Many police departments in Indiana and other states have “ride-along” programs that allow non-law enforcement individuals to ride along with police officers in their vehicles while they are on routine patrol. These programs are used by law enforcement as a tool to teach civilians about a police officer’s day-to-day duties, and help the community gain a better understanding of how law enforcement functions in a hands-on manner.

However, the Evansville Police Department announced recently that it may change their ride-along program after an EPD officer’s son was accused of assault during a department sanctioned ride-along. http://www.courierpress.com/news/local-news/police-review-ridealong-policies-after-alleged-assault_85536157 (last visited July 26, 2015). Chief Billy Bolin noted that many family members who are considering becoming police officers are doing ride-along’s, but his department is now reevaluating how the program is run. The Chief noted that the program is designed to be observational, not participatory. Regardless of how the program is implemented, if a ride-along program is used by a department, the department should be required to advise defendants charged with crimes that there could be an additional witness to crime or crimes that may be charged by the State.
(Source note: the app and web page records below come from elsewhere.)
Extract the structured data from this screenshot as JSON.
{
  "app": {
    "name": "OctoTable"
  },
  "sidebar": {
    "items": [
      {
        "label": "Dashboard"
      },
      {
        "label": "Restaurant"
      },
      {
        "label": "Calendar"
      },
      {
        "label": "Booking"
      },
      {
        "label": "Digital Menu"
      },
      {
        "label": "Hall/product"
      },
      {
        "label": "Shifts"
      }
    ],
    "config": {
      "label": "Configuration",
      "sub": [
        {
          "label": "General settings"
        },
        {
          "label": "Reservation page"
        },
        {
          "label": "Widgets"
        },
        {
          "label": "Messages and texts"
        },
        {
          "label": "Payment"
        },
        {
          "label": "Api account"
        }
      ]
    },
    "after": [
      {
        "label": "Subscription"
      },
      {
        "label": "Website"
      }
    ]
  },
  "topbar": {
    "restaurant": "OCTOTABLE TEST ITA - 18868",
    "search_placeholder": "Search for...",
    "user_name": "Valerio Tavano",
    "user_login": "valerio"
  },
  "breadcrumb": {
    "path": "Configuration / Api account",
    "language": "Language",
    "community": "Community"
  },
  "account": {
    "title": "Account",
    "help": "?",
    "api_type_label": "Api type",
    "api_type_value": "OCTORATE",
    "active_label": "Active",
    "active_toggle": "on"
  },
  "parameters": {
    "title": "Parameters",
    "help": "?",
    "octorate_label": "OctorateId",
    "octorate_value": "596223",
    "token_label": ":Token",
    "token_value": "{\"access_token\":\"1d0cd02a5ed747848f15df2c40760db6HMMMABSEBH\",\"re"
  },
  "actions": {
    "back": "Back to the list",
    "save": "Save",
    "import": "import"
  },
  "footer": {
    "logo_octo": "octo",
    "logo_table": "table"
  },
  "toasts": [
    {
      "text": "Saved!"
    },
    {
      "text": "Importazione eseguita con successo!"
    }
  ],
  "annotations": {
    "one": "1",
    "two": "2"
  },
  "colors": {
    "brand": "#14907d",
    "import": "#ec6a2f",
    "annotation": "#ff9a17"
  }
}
Contact us today if you have questions or believe your constitutional or criminal rights have been violated. We stand ready to provide our clients with trusted representation and accurate information regarding the law and its application to their individualized case. Act now and contact us today at 1-800-NOT-GUILTY or (317) 857-0160.